> _TO DO_: Among the entries below, find the lines that hold the word "JSON" and report them.

#### MATERIAL FOR THIS EXERCISE ####

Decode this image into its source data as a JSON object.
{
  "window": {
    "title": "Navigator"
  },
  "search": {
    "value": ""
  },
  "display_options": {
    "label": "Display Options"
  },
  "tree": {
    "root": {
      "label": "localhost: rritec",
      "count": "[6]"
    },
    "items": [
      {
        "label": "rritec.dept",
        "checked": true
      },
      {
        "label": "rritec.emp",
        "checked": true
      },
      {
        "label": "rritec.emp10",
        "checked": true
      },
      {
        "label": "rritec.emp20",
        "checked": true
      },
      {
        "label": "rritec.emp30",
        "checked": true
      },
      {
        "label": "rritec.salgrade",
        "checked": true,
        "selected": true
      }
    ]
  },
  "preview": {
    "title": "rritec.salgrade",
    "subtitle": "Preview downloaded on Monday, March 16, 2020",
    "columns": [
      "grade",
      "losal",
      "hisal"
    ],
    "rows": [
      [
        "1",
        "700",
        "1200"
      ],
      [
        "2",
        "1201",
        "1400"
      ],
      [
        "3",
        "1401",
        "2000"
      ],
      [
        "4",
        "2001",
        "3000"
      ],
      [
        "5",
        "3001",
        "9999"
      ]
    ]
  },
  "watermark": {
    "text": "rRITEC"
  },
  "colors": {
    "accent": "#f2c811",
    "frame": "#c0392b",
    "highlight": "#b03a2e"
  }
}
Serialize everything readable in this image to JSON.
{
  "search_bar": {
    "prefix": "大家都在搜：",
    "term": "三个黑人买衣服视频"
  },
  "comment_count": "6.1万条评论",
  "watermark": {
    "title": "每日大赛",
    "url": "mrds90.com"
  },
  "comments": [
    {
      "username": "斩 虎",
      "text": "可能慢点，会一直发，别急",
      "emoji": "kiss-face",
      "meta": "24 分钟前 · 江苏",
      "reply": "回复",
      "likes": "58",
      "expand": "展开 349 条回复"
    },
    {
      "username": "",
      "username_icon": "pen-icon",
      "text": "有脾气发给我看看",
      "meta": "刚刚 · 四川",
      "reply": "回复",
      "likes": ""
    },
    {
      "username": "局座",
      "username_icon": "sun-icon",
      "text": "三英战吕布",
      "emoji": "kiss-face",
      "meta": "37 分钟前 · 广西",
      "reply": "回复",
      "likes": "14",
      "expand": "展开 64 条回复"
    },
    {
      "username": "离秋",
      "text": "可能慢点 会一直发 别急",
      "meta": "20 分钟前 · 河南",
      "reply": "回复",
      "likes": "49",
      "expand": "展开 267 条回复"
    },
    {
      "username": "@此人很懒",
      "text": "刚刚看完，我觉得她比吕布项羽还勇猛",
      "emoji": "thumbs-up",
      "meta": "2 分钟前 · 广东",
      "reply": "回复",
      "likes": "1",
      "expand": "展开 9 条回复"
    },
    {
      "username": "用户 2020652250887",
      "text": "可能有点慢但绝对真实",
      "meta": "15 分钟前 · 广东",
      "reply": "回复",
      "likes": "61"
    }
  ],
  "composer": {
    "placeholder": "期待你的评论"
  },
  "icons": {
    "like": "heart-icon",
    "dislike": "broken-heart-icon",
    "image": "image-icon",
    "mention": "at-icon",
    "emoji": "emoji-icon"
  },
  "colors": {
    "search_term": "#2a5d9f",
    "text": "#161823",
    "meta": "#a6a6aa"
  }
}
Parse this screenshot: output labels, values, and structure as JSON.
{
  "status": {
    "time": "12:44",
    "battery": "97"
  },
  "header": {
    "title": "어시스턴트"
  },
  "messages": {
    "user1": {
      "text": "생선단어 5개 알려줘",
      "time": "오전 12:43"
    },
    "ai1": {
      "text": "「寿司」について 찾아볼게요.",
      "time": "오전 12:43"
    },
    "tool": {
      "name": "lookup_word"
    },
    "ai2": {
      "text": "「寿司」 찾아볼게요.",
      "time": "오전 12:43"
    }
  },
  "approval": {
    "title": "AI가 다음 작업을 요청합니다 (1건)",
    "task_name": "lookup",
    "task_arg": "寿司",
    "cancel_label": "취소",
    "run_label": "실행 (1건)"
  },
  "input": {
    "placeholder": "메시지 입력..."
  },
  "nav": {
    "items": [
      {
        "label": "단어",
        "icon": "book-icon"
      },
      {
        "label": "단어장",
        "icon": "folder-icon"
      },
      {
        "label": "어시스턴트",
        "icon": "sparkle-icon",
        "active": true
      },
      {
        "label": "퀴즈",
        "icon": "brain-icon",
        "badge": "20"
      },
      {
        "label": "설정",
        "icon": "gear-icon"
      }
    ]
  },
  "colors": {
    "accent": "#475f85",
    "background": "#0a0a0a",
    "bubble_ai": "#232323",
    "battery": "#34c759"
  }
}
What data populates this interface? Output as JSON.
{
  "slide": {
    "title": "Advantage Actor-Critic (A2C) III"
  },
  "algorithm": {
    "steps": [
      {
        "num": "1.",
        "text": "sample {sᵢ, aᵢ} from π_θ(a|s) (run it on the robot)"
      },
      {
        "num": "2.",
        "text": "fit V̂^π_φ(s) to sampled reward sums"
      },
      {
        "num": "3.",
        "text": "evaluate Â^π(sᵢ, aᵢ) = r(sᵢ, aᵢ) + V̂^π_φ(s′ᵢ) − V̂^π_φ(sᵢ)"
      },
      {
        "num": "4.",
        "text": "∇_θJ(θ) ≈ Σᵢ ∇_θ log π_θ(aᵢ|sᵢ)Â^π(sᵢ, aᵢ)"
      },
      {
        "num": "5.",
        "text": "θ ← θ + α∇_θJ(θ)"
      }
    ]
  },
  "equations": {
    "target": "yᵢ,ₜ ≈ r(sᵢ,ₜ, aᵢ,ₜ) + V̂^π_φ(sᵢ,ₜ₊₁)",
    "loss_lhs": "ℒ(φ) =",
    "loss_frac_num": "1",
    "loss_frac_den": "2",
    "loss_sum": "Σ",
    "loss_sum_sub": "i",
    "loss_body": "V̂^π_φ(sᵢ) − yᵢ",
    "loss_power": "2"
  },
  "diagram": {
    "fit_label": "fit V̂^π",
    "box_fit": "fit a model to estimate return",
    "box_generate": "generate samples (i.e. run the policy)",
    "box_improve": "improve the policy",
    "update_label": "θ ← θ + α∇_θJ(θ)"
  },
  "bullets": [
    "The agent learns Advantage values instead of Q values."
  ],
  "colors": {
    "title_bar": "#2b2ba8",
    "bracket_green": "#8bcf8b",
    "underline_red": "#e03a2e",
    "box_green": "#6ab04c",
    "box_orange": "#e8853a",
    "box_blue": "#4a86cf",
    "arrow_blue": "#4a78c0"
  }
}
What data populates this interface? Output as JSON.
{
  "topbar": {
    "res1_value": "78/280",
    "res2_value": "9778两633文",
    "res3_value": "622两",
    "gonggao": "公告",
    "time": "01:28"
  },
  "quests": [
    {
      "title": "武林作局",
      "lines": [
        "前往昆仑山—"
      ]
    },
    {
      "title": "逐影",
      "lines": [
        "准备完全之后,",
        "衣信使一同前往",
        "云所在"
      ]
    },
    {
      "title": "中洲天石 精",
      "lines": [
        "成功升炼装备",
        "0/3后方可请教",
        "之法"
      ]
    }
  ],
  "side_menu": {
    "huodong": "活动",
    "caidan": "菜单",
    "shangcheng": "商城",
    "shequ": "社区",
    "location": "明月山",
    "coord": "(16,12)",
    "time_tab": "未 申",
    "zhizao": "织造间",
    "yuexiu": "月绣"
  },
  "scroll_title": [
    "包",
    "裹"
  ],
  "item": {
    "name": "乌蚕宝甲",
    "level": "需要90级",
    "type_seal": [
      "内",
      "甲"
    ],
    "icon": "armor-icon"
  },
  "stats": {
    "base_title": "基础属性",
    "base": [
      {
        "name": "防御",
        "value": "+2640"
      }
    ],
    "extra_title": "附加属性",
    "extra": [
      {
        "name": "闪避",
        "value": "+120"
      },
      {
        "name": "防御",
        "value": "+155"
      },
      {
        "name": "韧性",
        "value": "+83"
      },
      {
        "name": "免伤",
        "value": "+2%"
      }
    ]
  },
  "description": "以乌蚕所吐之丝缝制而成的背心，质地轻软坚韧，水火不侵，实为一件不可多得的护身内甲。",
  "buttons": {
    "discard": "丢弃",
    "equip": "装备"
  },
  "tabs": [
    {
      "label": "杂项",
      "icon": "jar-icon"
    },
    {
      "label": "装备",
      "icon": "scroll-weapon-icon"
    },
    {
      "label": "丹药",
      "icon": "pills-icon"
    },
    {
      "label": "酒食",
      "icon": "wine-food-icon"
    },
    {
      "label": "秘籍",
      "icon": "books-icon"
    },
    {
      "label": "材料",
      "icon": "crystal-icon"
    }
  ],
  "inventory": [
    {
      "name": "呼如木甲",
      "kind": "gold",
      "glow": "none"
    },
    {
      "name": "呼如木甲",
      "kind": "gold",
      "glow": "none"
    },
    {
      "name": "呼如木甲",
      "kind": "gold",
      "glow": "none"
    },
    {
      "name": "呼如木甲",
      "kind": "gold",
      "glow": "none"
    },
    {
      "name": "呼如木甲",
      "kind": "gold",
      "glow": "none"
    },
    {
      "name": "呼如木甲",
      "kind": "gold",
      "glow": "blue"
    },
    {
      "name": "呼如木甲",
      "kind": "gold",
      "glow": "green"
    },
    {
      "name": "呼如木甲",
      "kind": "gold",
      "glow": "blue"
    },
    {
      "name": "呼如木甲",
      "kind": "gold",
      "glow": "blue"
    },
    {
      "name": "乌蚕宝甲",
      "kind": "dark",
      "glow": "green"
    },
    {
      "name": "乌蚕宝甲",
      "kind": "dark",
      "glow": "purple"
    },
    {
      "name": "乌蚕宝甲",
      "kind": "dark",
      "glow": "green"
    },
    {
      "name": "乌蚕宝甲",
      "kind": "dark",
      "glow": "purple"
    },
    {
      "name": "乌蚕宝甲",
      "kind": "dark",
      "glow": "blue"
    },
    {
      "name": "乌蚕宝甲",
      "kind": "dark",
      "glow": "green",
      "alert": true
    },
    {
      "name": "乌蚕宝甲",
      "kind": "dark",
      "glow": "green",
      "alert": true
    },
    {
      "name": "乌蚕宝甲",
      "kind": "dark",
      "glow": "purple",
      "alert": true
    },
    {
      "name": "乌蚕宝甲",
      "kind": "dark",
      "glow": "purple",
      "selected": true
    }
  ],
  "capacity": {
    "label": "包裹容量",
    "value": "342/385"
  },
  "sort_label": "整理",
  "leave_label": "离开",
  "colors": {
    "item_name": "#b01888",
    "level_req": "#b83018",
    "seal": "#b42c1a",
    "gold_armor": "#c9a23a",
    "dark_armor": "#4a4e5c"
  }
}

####

> _RESULT_:
Decode this image into its source data as a JSON object.
Serialize everything readable in this image to JSON.
Parse this screenshot: output labels, values, and structure as JSON.
What data populates this interface? Output as JSON.
What data populates this interface? Output as JSON.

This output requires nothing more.